Victim advocates host sexual assault survivor art exhibit at UW-Baraboo

April 17, 2019 GMT

Victims of sexual assault often face questions about what they were wearing — as if that could explain the attacker’s behavior — but local university staff and victim advocates are collaborating to challenge that myth with an art installation.

“I think it’s really powerful,” said Letha Kelsey, associate art professor at the University of Wisconsin-Platteville Baraboo Sauk County, while looking through the exhibit during its opening reception Monday.

From a child’s sundress to a set of pajamas, clothing hangs on display at the campus administration building. Slips of paper accompany each outfit with excerpts from true stories of sexual assault. Nothing graphic, but enough to answer the question “What were you wearing?”

The university’s student affairs department worked with Hope House of South Central Wisconsin, the Sauk County Health Department and the Healthfirst Network to put on the exhibit in recognition of Sexual Assault Awareness Month. The art installation originated at the University of Arkansas in 2013 but has expanded, reaching UW-Platteville last year and Baraboo this year, according to Baraboo Student Services Coordinator Jennifer Walsh.

Hope House Teen Advocate Sarah Campbell said the display is about believing and supporting survivors of sexual assault — and ending victim-blaming.

“The important message is that it doesn’t matter what you’re wearing,” Campbell said. “The importance is addressing that myth that what you’re wearing is a factor in being assaulted, which it’s not.”

Using descriptions from stories provided by the University of Arkansas project, organizers picked out clothing from their own closets or from donations to use in the exhibit. Campbell said having something tangible helps people connect with the issue, especially if they have similar clothes or know someone who does.

“It’s easy to disconnect from that when you’re just seeing words on paper, but when you see something that somebody might have been wearing and hear their story in that sense, it brings it home,” she said.

Karen Evenson, a campus mental health counselor who helped organize the exhibit, noted that assault victims can be any age and any gender, illustrated by the variety of clothing, “so I think that that’s important to sort of visualize too.”

Organizers plan to do this again, but they hope to incorporate local stories as part of future displays, Walsh said. After walking through the art installation, students and community members can write down their own experiences with sexual assault and drop it into a box just outside of the room. For added privacy, submissions also can be made anonymously online at

Walsh estimates about 75 students, staff and community members walked through the exhibit Monday.

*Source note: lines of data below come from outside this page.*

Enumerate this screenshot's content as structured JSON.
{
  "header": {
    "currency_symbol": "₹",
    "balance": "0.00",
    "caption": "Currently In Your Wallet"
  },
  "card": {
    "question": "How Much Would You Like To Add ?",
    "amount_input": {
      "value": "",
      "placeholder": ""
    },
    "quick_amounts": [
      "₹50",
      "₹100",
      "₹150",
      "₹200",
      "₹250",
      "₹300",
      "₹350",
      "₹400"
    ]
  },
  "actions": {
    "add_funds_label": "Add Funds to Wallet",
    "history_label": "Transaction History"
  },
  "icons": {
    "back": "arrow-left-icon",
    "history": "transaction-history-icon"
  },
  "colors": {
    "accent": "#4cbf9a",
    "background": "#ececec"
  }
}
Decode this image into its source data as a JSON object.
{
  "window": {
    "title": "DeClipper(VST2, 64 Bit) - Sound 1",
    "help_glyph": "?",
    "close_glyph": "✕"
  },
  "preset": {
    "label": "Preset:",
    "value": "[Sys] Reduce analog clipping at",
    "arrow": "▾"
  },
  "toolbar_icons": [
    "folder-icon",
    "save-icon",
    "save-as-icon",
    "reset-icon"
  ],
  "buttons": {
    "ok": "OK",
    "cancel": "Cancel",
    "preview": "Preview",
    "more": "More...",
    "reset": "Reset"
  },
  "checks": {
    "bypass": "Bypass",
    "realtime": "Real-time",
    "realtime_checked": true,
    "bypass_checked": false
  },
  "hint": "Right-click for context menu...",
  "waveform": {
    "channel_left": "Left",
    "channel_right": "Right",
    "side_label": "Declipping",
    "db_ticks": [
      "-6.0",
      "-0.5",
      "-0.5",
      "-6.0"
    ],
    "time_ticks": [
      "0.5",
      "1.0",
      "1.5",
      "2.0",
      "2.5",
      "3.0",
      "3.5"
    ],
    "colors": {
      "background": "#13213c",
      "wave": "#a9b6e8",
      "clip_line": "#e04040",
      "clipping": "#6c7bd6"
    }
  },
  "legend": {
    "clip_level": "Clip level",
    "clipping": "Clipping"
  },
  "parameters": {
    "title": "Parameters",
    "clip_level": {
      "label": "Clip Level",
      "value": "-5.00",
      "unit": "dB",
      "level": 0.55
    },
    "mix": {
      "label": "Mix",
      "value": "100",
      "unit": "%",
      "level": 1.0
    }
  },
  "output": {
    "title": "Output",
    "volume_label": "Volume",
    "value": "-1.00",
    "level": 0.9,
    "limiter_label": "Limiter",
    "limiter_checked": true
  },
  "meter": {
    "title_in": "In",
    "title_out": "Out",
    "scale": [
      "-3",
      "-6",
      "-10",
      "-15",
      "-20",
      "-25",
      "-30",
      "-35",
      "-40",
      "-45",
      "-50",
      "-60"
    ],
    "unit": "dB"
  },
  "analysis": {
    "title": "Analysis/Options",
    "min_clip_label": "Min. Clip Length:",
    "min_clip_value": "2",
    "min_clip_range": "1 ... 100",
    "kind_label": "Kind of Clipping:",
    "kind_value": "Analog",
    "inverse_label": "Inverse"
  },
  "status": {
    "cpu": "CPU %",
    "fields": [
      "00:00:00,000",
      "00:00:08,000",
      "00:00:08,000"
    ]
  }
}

It will continue to be displayed during general campus hours through April 26 in room A-217 of the Umhoefer Administration Building.

Resources also are available at the exhibit to help people who have experienced sexual assault. Hope House offers a free 24-hour helpline at 1-800-584-6790. Students can access crisis services at 800-533-5692.